Another time, I took food to a homeless person in San Francisco.   I spent 3 years working in downtown San Francisco, and occasionally took food to homeless people.   The deal was you’d get food from the concierge lounge, then find a homeless person on the street – there were always dozens on the way to work – and give it away.   This particular morning, I got strawberries and coffee, then tried to give them to a lady on Mission Street.   She spent several minutes arguing with me:   she didn’t want food but she did want money, which I refused to give.   So I continued on towards the office.   That’s when I saw the man.   He was a large, hulking, smelly black man wearing rags and shuffling around aimlessly as if he was stoned.   “Him” I seemed to hear a voice inside of me say, and I reluctantly went over to him.   I walked up to him, held out the food and coffee, and I said “this is for you my friend.”   I’ll never forget his response when he lucidly looked into my eyes and said “thank you, my brother.”   He was calm, controlled, and he had piercing blue eyes that weren’t clouded, hazy, or drug-addled.   I’ll always believe he was an angel, sent to give me food for my soul instead of the other way around.

Today’s verse reminds us that we should be hospitable in what we say and do because we don’t know exactly who we might be conversing with.   In Bible times, angels appeared to men and men didn’t always recognize them.   What’s more, Christ Himself appeared pre-incarnate to bring news to people such as Sarah, Abraham’s wife, or possibly as Melchizidek the priest of Salem.  We don’t always know the strangers we meet in the street, so God encourages us to practice genuine hospitality from the heart.   We are to be honest, graceful hosts, offering up ourselves, our possessions, even our homes to people who meet us.   They could just be divine visitors.  In this day and age, that isn’t easy to do, especially when the world around us doesn’t feel very safe.  Yet God asks us to do it anyway, knowing that our trusting Him for our safety and provision only strengthens our bond with Him and our witness to others.

Today, when you meet someone, offer up yourself to them starting with simple kindness.  You never know who you might be talking with.
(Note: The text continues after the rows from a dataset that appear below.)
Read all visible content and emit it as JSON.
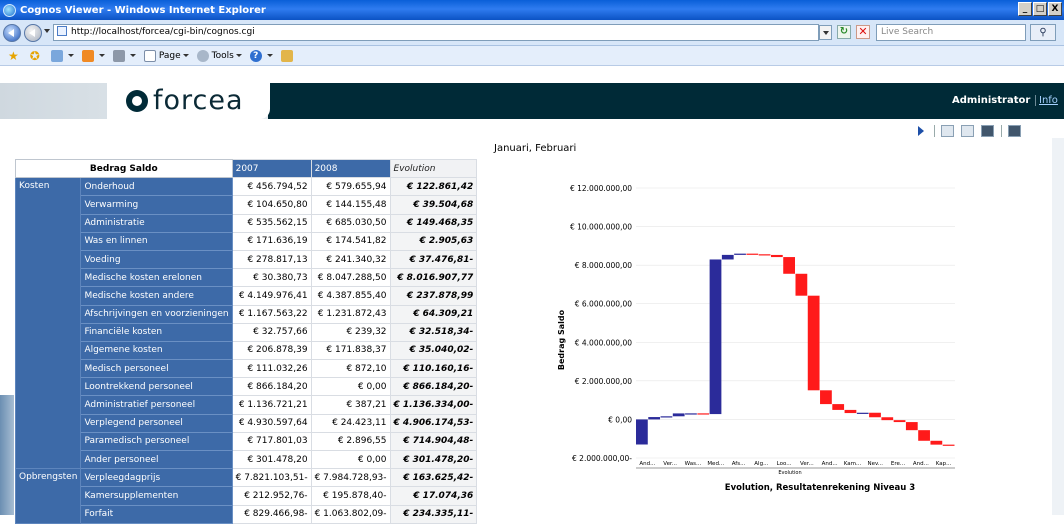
{
  "window": {
    "title": "Cognos Viewer - Windows Internet Explorer",
    "controls": [
      "_",
      "·",
      "X"
    ]
  },
  "addressbar": {
    "url": "http://localhost/forcea/cgi-bin/cognos.cgi",
    "search_placeholder": "Live Search"
  },
  "commandbar": {
    "page_label": "Page",
    "tools_label": "Tools"
  },
  "banner": {
    "logo_text": "forcea",
    "user": "Administrator",
    "info": "Info"
  },
  "report": {
    "period_title": "Januari, Februari",
    "table": {
      "corner": "Bedrag Saldo",
      "col_2007": "2007",
      "col_2008": "2008",
      "col_evolution": "Evolution",
      "groups": [
        {
          "name": "Kosten",
          "rows": [
            {
              "label": "Onderhoud",
              "v2007": "€ 456.794,52",
              "v2008": "€ 579.655,94",
              "evo": "€ 122.861,42"
            },
            {
              "label": "Verwarming",
              "v2007": "€ 104.650,80",
              "v2008": "€ 144.155,48",
              "evo": "€ 39.504,68"
            },
            {
              "label": "Administratie",
              "v2007": "€ 535.562,15",
              "v2008": "€ 685.030,50",
              "evo": "€ 149.468,35"
            },
            {
              "label": "Was en linnen",
              "v2007": "€ 171.636,19",
              "v2008": "€ 174.541,82",
              "evo": "€ 2.905,63"
            },
            {
              "label": "Voeding",
              "v2007": "€ 278.817,13",
              "v2008": "€ 241.340,32",
              "evo": "€ 37.476,81-"
            },
            {
              "label": "Medische kosten erelonen",
              "v2007": "€ 30.380,73",
              "v2008": "€ 8.047.288,50",
              "evo": "€ 8.016.907,77"
            },
            {
              "label": "Medische kosten andere",
              "v2007": "€ 4.149.976,41",
              "v2008": "€ 4.387.855,40",
              "evo": "€ 237.878,99"
            },
            {
              "label": "Afschrijvingen en voorzieningen",
              "v2007": "€ 1.167.563,22",
              "v2008": "€ 1.231.872,43",
              "evo": "€ 64.309,21"
            },
            {
              "label": "Financiële kosten",
              "v2007": "€ 32.757,66",
              "v2008": "€ 239,32",
              "evo": "€ 32.518,34-"
            },
            {
              "label": "Algemene kosten",
              "v2007": "€ 206.878,39",
              "v2008": "€ 171.838,37",
              "evo": "€ 35.040,02-"
            },
            {
              "label": "Medisch personeel",
              "v2007": "€ 111.032,26",
              "v2008": "€ 872,10",
              "evo": "€ 110.160,16-"
            },
            {
              "label": "Loontrekkend personeel",
              "v2007": "€ 866.184,20",
              "v2008": "€ 0,00",
              "evo": "€ 866.184,20-"
            },
            {
              "label": "Administratief personeel",
              "v2007": "€ 1.136.721,21",
              "v2008": "€ 387,21",
              "evo": "€ 1.136.334,00-"
            },
            {
              "label": "Verplegend personeel",
              "v2007": "€ 4.930.597,64",
              "v2008": "€ 24.423,11",
              "evo": "€ 4.906.174,53-"
            },
            {
              "label": "Paramedisch personeel",
              "v2007": "€ 717.801,03",
              "v2008": "€ 2.896,55",
              "evo": "€ 714.904,48-"
            },
            {
              "label": "Ander personeel",
              "v2007": "€ 301.478,20",
              "v2008": "€ 0,00",
              "evo": "€ 301.478,20-"
            }
          ]
        },
        {
          "name": "Opbrengsten",
          "rows": [
            {
              "label": "Verpleegdagprijs",
              "v2007": "€ 7.821.103,51-",
              "v2008": "€ 7.984.728,93-",
              "evo": "€ 163.625,42-"
            },
            {
              "label": "Kamersupplementen",
              "v2007": "€ 212.952,76-",
              "v2008": "€ 195.878,40-",
              "evo": "€ 17.074,36"
            },
            {
              "label": "Forfait",
              "v2007": "€ 829.466,98-",
              "v2008": "€ 1.063.802,09-",
              "evo": "€ 234.335,11-"
            }
          ]
        }
      ]
    }
  },
  "chart_data": {
    "type": "bar",
    "subtype": "waterfall",
    "title": "Evolution, Resultatenrekening Niveau 3",
    "ylabel": "Bedrag Saldo",
    "xlabel": "Evolution",
    "ylim": [
      -2000000,
      12000000
    ],
    "yticks": [
      "€ 2.000.000,00-",
      "€ 0,00",
      "€ 2.000.000,00",
      "€ 4.000.000,00",
      "€ 6.000.000,00",
      "€ 8.000.000,00",
      "€ 10.000.000,00",
      "€ 12.000.000,00"
    ],
    "ytick_values": [
      -2000000,
      0,
      2000000,
      4000000,
      6000000,
      8000000,
      10000000,
      12000000
    ],
    "categories": [
      "And...",
      "Ver...",
      "Was...",
      "Med...",
      "Afs...",
      "Alg...",
      "Loo...",
      "Ver...",
      "And...",
      "Kam...",
      "Nev...",
      "Ere...",
      "And...",
      "Kap..."
    ],
    "start_value": -1300000,
    "steps": [
      1300000,
      122861,
      39505,
      149468,
      2906,
      -37477,
      8016908,
      237879,
      64309,
      -32518,
      -35040,
      -110160,
      -866184,
      -1136334,
      -4906175,
      -714904,
      -301478,
      -163625,
      17074,
      -234335,
      -150000,
      -100000,
      -420000,
      -550000,
      -200000,
      -50000
    ],
    "colors": {
      "increase": "#2b2b9a",
      "decrease": "#ff1a1a"
    }
  }
}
For further reading:  Job 31:32, Matthew 25:35, Genesis 18:1-33, Genesis 19:1-3.

Lord, I praise You for the angels You created and for sending them into my life to help.